REQUIREMENT: In the records below, work out how many lines hold the word "this". Report the number alone.

[Items listed in a dataset]
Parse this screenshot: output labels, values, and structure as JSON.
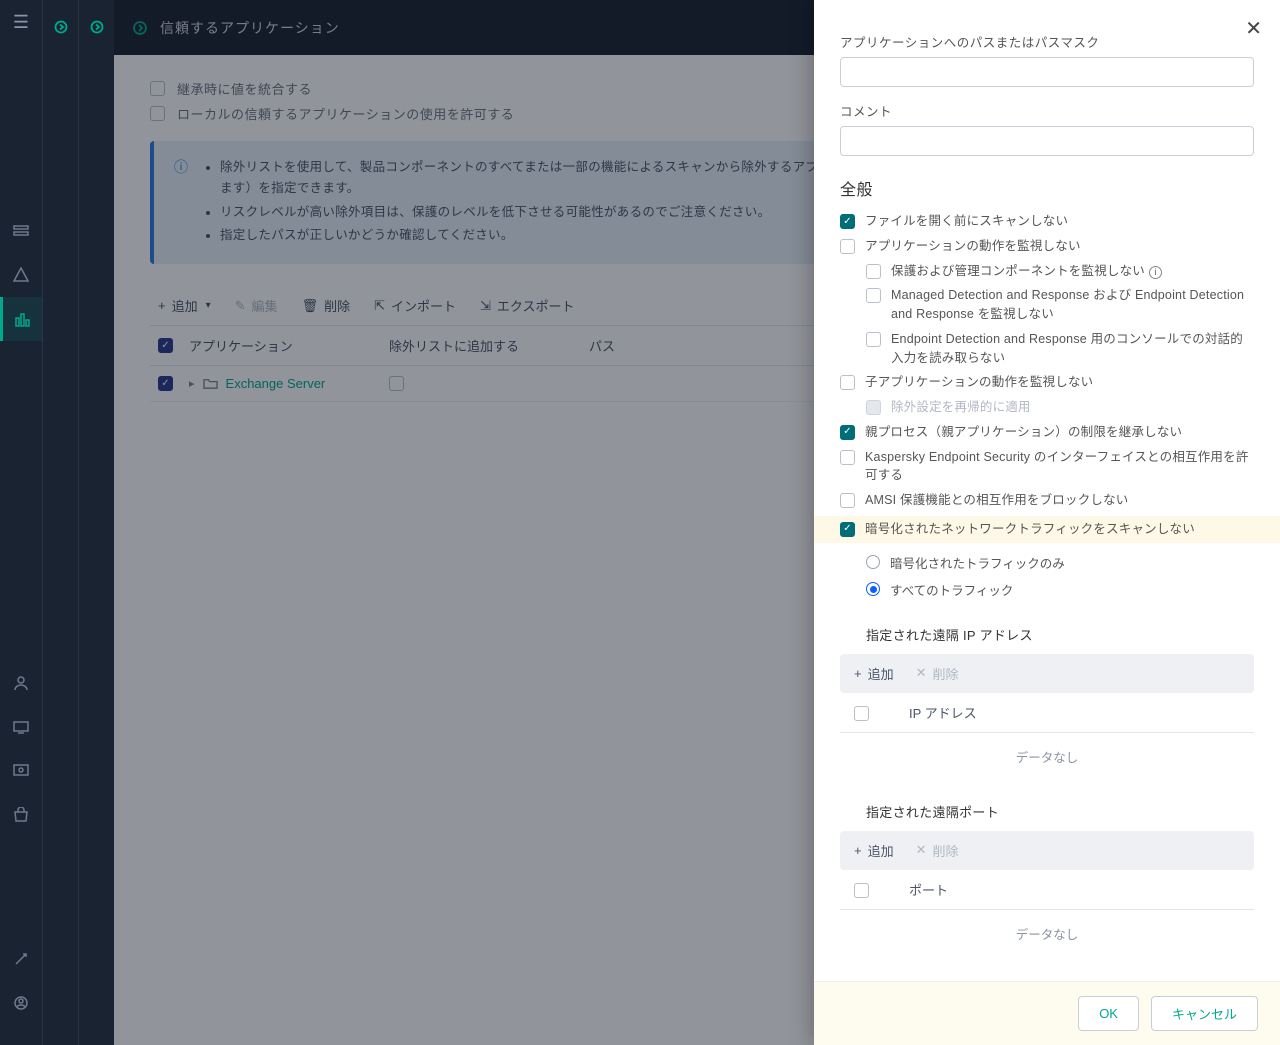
{
  "header": {
    "title": "信頼するアプリケーション"
  },
  "topChecks": {
    "merge": "継承時に値を統合する",
    "allowLocal": "ローカルの信頼するアプリケーションの使用を許可する"
  },
  "infoBox": {
    "line1": "除外リストを使用して、製品コンポーネントのすべてまたは一部の機能によるスキャンから除外するアプリケーション（アプリケーション名は Kaspersky が定める規則に従います）を指定できます。",
    "line2": "リスクレベルが高い除外項目は、保護のレベルを低下させる可能性があるのでご注意ください。",
    "line3": "指定したパスが正しいかどうか確認してください。"
  },
  "toolbar": {
    "add": "追加",
    "edit": "編集",
    "delete": "削除",
    "import": "インポート",
    "export": "エクスポート"
  },
  "table": {
    "col1": "アプリケーション",
    "col2": "除外リストに追加する",
    "col3": "パス",
    "row1": {
      "name": "Exchange Server"
    }
  },
  "panel": {
    "pathLabel": "アプリケーションへのパスまたはパスマスク",
    "commentLabel": "コメント",
    "generalTitle": "全般",
    "opts": {
      "noScanOpen": "ファイルを開く前にスキャンしない",
      "noMonitorApp": "アプリケーションの動作を監視しない",
      "noMonitorProtect": "保護および管理コンポーネントを監視しない",
      "noMdr": "Managed Detection and Response および Endpoint Detection and Response を監視しない",
      "noEdrConsole": "Endpoint Detection and Response 用のコンソールでの対話的入力を読み取らない",
      "noMonitorChild": "子アプリケーションの動作を監視しない",
      "recursExcl": "除外設定を再帰的に適用",
      "noInheritParent": "親プロセス（親アプリケーション）の制限を継承しない",
      "allowKesUi": "Kaspersky Endpoint Security のインターフェイスとの相互作用を許可する",
      "noBlockAmsi": "AMSI 保護機能との相互作用をブロックしない",
      "noScanEncTraffic": "暗号化されたネットワークトラフィックをスキャンしない"
    },
    "radios": {
      "encOnly": "暗号化されたトラフィックのみ",
      "allTraffic": "すべてのトラフィック"
    },
    "remoteIp": {
      "title": "指定された遠隔 IP アドレス",
      "add": "追加",
      "delete": "削除",
      "col": "IP アドレス",
      "nodata": "データなし"
    },
    "remotePort": {
      "title": "指定された遠隔ポート",
      "add": "追加",
      "delete": "削除",
      "col": "ポート",
      "nodata": "データなし"
    },
    "footer": {
      "ok": "OK",
      "cancel": "キャンセル"
    }
  }
}
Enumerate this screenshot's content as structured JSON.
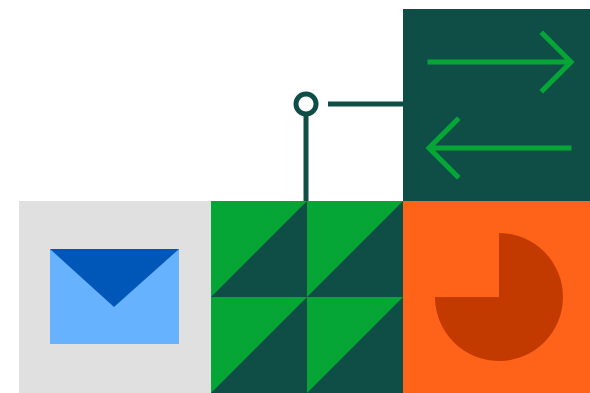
{
  "illustration": {
    "tiles": [
      {
        "name": "exchange-arrows-tile",
        "icon": "exchange-arrows-icon",
        "background": "#0e4e47",
        "accent": "#05a636"
      },
      {
        "name": "mail-tile",
        "icon": "envelope-icon",
        "background": "#e0e0e0",
        "accent": "#66b2ff",
        "accent_dark": "#0057b8"
      },
      {
        "name": "triangles-tile",
        "icon": "triangle-pattern-icon",
        "background": "#0e4e47",
        "accent": "#05a636"
      },
      {
        "name": "chart-tile",
        "icon": "pie-chart-icon",
        "background": "#ff6319",
        "accent": "#c23a00"
      }
    ],
    "connector": {
      "icon": "node-connector-icon",
      "color": "#0e4e47"
    }
  }
}
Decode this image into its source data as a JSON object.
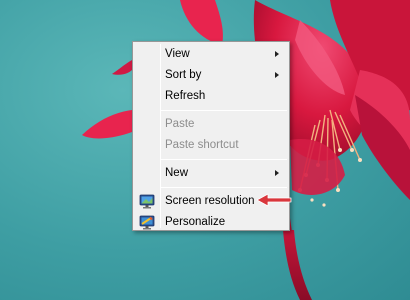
{
  "menu": {
    "items": [
      {
        "label": "View",
        "submenu": true,
        "enabled": true
      },
      {
        "label": "Sort by",
        "submenu": true,
        "enabled": true
      },
      {
        "label": "Refresh",
        "submenu": false,
        "enabled": true
      },
      {
        "label": "Paste",
        "submenu": false,
        "enabled": false
      },
      {
        "label": "Paste shortcut",
        "submenu": false,
        "enabled": false
      },
      {
        "label": "New",
        "submenu": true,
        "enabled": true
      },
      {
        "label": "Screen resolution",
        "submenu": false,
        "enabled": true,
        "icon": "monitor-icon"
      },
      {
        "label": "Personalize",
        "submenu": false,
        "enabled": true,
        "icon": "personalize-icon"
      }
    ]
  },
  "annotation": {
    "arrow_color": "#d9363c",
    "target": "Screen resolution"
  },
  "colors": {
    "desktop_background": "#4aa6a9",
    "flower": "#e8244e",
    "menu_background": "#f0f0f0",
    "disabled_text": "#8d8d8d"
  }
}
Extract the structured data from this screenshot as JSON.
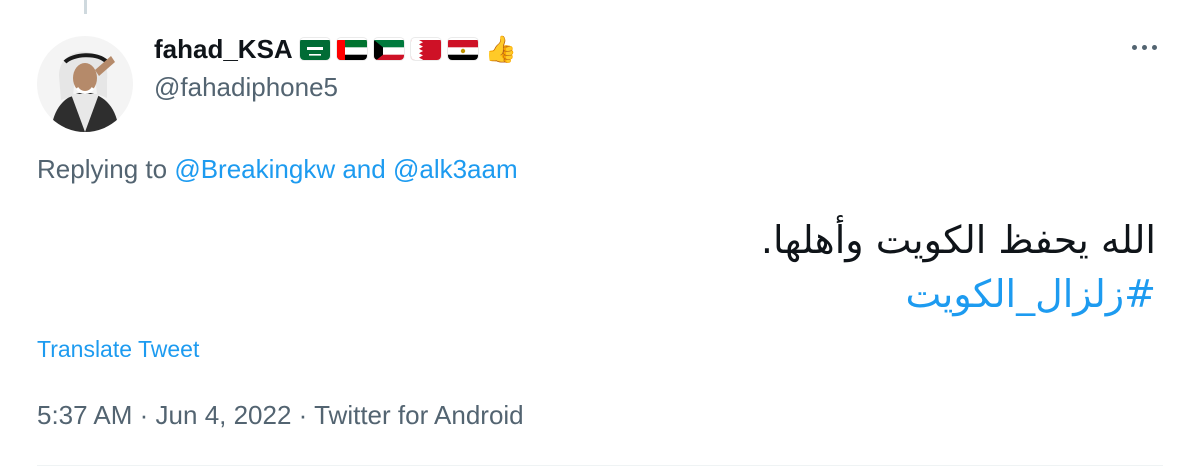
{
  "tweet": {
    "display_name": "fahad_KSA",
    "flags": [
      "saudi-arabia-flag",
      "uae-flag",
      "kuwait-flag",
      "bahrain-flag",
      "egypt-flag"
    ],
    "emoji": "👍",
    "handle": "@fahadiphone5",
    "replying_prefix": "Replying to",
    "reply_to_1": "@Breakingkw",
    "reply_joiner": "and",
    "reply_to_2": "@alk3aam",
    "text": "الله يحفظ الكويت وأهلها.",
    "hashtag": "#زلزال_الكويت",
    "translate_label": "Translate Tweet",
    "time": "5:37 AM",
    "separator": "·",
    "date": "Jun 4, 2022",
    "source": "Twitter for Android"
  },
  "colors": {
    "link": "#1d9bf0",
    "secondary_text": "#536471",
    "primary_text": "#0f1419"
  }
}
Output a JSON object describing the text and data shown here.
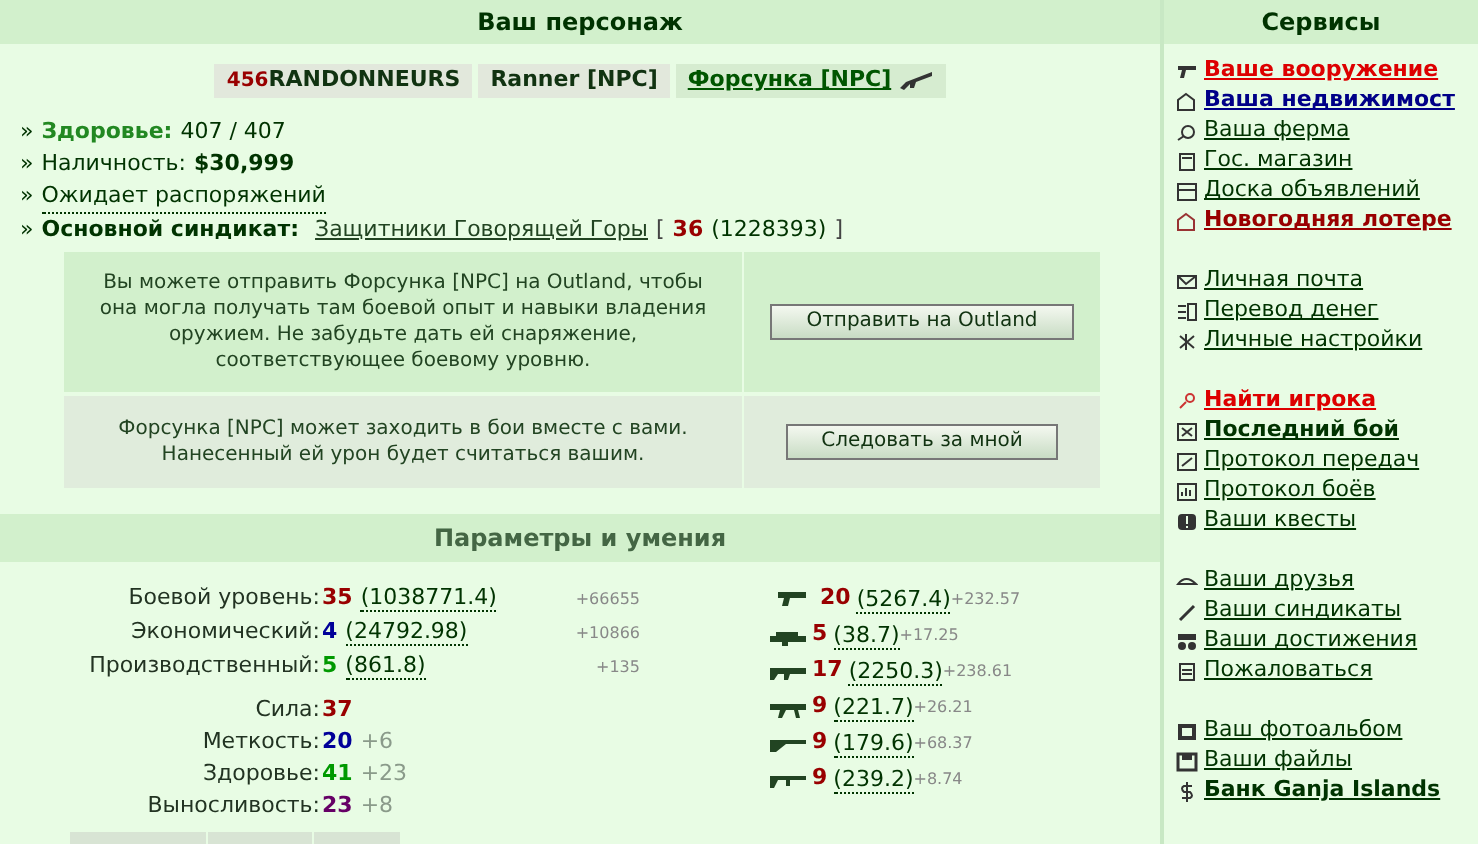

ANSWER: 4